### Exercise description:
Your answer is a copy of every line in the records where "Change" appears.

### Records:
________________________

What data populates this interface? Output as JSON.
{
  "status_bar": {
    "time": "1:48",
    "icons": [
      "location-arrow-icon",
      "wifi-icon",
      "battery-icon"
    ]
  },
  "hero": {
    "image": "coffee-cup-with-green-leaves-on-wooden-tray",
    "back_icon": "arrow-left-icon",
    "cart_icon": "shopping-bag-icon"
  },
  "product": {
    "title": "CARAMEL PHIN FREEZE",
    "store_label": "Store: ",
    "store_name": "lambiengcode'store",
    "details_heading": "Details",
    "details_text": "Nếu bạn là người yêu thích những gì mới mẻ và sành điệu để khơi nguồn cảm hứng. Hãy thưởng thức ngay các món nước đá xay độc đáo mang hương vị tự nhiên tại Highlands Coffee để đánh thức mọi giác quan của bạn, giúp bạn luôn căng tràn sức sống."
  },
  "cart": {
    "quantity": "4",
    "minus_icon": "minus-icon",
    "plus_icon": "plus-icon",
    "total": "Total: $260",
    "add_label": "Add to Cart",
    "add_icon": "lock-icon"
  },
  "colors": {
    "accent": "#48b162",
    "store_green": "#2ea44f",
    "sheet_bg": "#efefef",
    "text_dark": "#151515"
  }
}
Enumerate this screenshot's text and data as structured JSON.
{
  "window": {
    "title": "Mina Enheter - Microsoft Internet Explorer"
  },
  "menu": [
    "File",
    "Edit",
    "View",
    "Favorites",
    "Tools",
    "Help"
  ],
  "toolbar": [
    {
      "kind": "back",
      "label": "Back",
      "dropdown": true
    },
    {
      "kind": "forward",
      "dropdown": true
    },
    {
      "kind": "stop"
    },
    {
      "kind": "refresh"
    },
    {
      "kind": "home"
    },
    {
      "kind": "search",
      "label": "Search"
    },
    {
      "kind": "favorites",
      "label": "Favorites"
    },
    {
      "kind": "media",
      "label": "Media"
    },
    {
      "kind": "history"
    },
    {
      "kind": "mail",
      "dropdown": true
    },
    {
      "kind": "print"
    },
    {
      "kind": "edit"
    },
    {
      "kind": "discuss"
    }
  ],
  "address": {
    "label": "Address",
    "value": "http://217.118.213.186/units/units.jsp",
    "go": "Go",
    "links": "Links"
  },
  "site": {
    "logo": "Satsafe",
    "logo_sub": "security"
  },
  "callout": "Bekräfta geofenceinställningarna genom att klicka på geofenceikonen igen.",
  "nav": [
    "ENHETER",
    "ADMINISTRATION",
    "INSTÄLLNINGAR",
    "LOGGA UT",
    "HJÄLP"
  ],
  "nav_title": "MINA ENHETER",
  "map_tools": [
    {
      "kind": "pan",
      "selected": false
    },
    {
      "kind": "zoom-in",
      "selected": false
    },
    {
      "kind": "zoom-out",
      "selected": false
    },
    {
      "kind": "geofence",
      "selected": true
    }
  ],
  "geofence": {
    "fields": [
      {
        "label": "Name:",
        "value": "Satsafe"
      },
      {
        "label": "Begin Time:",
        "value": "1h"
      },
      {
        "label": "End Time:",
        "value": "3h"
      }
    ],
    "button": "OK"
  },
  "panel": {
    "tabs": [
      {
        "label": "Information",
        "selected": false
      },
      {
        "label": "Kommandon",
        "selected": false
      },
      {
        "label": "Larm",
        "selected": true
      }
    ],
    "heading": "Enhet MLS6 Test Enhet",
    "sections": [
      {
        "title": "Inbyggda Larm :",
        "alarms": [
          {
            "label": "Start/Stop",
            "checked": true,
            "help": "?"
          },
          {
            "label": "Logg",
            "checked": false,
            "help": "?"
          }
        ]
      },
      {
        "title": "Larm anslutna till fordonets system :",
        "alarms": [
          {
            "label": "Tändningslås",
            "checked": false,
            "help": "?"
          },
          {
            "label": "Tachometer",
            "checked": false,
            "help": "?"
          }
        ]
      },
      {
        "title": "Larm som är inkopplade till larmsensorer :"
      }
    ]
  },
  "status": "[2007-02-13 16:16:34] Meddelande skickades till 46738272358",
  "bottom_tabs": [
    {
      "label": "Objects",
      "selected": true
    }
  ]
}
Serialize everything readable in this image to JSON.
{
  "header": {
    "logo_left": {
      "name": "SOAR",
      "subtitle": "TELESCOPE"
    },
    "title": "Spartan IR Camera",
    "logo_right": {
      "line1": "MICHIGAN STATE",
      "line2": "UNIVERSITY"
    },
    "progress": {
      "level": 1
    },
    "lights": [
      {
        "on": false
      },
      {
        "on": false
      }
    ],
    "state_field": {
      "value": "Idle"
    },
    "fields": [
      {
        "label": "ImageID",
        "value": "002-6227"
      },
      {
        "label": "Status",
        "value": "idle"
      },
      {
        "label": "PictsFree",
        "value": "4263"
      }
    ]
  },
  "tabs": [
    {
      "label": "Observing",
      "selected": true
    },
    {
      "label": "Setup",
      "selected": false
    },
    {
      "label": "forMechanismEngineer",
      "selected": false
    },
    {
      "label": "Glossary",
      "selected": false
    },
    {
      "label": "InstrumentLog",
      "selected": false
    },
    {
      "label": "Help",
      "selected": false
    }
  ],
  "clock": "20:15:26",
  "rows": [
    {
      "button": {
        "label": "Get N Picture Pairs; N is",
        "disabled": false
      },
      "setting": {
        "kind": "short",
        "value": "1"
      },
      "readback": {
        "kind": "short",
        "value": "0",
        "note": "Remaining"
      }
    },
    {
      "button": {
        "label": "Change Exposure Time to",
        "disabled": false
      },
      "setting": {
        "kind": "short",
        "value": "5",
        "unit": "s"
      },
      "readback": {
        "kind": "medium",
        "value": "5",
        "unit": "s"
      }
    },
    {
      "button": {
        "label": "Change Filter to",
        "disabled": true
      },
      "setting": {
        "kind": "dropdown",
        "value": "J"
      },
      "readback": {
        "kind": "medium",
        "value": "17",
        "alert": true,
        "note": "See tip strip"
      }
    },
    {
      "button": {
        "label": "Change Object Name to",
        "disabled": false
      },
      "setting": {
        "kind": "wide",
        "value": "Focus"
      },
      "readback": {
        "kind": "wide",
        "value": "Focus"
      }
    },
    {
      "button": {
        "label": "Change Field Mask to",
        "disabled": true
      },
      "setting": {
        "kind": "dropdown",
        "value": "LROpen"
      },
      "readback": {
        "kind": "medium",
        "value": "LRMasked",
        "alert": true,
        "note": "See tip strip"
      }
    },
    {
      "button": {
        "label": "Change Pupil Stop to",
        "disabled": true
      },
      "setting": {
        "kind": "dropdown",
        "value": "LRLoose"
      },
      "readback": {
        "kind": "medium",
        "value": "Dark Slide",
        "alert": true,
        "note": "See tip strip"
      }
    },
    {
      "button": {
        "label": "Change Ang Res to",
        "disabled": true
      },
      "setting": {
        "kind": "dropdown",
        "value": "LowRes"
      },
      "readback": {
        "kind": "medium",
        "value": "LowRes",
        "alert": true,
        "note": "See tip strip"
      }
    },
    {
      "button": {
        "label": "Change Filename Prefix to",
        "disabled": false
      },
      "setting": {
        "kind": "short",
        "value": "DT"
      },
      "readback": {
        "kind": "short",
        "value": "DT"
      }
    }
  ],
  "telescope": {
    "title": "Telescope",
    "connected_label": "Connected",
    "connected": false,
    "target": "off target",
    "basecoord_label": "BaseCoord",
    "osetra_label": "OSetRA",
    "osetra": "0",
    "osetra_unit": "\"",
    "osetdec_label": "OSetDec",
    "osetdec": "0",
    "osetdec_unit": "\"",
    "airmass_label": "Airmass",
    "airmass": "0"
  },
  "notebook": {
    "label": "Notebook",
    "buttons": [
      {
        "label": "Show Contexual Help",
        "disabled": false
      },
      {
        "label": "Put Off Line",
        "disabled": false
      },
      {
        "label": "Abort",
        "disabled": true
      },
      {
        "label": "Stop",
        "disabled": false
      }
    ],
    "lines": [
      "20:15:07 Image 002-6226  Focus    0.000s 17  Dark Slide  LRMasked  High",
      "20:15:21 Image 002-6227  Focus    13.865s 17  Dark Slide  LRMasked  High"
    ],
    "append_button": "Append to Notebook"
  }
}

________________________

### Your solution:
        "label": "Change Exposure Time to",
        "label": "Change Filter to",
        "label": "Change Object Name to",
        "label": "Change Field Mask to",
        "label": "Change Pupil Stop to",
        "label": "Change Ang Res to",
        "label": "Change Filename Prefix to",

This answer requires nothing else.